For millions of years rhinos have roamed Africa’s grassland plains and the tropical forests and swamps of Asia, relatively unchanged since prehistoric times.
Over the last century, the five remaining species of rhino (black and white rhino, both native to Africa, and Indian, Sumatran and Javen rhino, found in Asia) have been driven to the brink of extinction due to an upsurge in poaching, trophy hunting and the Asian medicine industry, with some people’s mistaken belief that their horns have medicinal properties driving trade.
However, as a keystone species, protecting Africa’s rhinos and continuing to restore lost populations to their former heartlands, like Meru National Park in Kenya, is vitally important for many other unique species living alongside them, as well as for the wider ecosystem and local communities.
Keystone species are defined by the disproportionately large effect they have on their natural environments, relative to population size. They play a critical role in maintaining the structure of an ecological community, and without them, many experts believe that the ecosystem would be dramatically different or cease to exist.
Rhinos are vital for Africa’s savannahs. These megaherbivores graze for hours on grassland, which maintains the structure of the vegetation, encourages new growth and in turn provides additional food and grazing areas for other herbivores such as elephants, zebra, antelope and buffalo. By choosing to eat some plants over others, rhinos increase plant biodiversity, allowing some plant species to grow and thrive in the savannah, which in turn acts as a natural carbon sink, absorbing harmful carbon dioxide from the atmosphere.
In addition to ecological and environmental benefits, many local communities living alongside rhinos also benefit. Tourism is a major source of employment and income for many Africans, with animals including rhinos a big draw for wildlife enthusiasts, photographers and safari-goers from around the world, hoping to catch a glimpse of the big five. In fact, the income generated for communities by wildlife tourism far outweighs any illegal gains through poaching and selling rhino products on the black market.

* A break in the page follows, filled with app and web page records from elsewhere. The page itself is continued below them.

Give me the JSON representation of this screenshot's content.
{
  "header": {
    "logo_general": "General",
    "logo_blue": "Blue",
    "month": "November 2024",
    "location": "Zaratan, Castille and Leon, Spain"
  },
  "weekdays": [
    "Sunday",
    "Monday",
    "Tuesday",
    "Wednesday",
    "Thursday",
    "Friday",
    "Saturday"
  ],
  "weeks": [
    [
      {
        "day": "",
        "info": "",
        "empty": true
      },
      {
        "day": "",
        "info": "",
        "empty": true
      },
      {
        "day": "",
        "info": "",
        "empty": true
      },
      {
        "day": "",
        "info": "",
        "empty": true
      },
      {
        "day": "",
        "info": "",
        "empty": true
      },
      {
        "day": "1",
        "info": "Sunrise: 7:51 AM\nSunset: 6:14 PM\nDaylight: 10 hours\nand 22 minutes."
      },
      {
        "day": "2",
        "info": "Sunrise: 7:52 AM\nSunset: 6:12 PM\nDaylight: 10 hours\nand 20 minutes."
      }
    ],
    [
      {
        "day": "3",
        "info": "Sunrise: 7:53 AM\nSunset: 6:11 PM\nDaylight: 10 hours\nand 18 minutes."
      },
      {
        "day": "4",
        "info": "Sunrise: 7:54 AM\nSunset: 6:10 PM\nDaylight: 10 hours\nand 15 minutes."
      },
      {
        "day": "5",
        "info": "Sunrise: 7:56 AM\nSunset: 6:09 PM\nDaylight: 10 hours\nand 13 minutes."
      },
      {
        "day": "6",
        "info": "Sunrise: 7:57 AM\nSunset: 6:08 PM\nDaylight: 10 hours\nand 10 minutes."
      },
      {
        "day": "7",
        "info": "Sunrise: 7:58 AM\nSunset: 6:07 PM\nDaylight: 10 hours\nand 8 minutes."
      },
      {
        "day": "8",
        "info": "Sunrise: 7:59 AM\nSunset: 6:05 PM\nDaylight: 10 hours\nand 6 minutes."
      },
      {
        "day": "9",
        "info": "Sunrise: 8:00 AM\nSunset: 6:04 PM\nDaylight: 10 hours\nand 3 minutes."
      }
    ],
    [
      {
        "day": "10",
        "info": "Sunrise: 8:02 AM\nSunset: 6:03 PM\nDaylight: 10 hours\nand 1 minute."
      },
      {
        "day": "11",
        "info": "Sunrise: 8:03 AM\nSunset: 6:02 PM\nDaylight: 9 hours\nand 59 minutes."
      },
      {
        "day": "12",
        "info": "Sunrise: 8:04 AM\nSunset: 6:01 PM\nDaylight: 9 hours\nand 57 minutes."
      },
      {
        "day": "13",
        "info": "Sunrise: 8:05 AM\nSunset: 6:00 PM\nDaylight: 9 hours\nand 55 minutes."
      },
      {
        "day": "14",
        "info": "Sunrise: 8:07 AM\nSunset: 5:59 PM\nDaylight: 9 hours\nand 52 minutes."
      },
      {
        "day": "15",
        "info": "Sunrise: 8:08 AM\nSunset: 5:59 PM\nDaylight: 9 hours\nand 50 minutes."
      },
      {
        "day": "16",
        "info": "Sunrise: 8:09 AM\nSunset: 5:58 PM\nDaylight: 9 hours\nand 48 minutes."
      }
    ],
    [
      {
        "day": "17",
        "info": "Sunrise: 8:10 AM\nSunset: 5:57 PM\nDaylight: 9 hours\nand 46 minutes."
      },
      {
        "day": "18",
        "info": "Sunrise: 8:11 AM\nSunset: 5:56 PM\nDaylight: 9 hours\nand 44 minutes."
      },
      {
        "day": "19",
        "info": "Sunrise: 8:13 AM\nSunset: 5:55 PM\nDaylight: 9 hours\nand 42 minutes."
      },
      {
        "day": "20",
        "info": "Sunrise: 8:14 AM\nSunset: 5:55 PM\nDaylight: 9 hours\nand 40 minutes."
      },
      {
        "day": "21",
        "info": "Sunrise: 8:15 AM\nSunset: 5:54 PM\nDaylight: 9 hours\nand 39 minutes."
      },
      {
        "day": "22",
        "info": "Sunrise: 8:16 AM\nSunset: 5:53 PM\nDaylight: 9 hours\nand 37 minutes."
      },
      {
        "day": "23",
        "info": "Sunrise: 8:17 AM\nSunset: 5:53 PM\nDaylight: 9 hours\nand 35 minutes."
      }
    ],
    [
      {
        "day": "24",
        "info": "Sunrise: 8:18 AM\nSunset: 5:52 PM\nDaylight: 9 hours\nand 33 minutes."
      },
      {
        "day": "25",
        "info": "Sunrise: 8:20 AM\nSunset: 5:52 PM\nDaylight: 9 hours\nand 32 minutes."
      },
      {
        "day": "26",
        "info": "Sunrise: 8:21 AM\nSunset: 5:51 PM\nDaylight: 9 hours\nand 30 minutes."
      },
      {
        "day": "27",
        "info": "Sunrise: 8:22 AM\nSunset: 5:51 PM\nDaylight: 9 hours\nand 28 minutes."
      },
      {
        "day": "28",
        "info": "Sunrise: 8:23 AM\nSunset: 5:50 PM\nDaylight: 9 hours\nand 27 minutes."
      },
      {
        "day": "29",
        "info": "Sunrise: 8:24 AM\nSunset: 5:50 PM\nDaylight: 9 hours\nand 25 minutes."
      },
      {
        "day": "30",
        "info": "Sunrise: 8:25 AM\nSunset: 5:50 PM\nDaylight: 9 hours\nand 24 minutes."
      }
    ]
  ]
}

Since 2014, Born Free has supported Kenya Wildlife Service in Meru to reinstate rhinos after they were wiped out due to poaching in the 1970s and early 1980s. A team of dedicated wildlife rangers are employed to protect and monitor the growing population day and night, with teams deployed daily to track individual rhino and safeguard them from poachers. Supported by Born Free, the rangers are increasingly using new technology in their bid to protect rhino from poachers.
One ranger in Meru recently said: “Rhinos need to be protected because they are one of the most endangered animals on earth. Protecting them is also good for the next generation and also good for tourism and for Kenya to show we look after our wildlife. Before the ivory ban there was not much respect among the general population but now there is a greater awareness and understanding of conservation and the importance of protecting them.”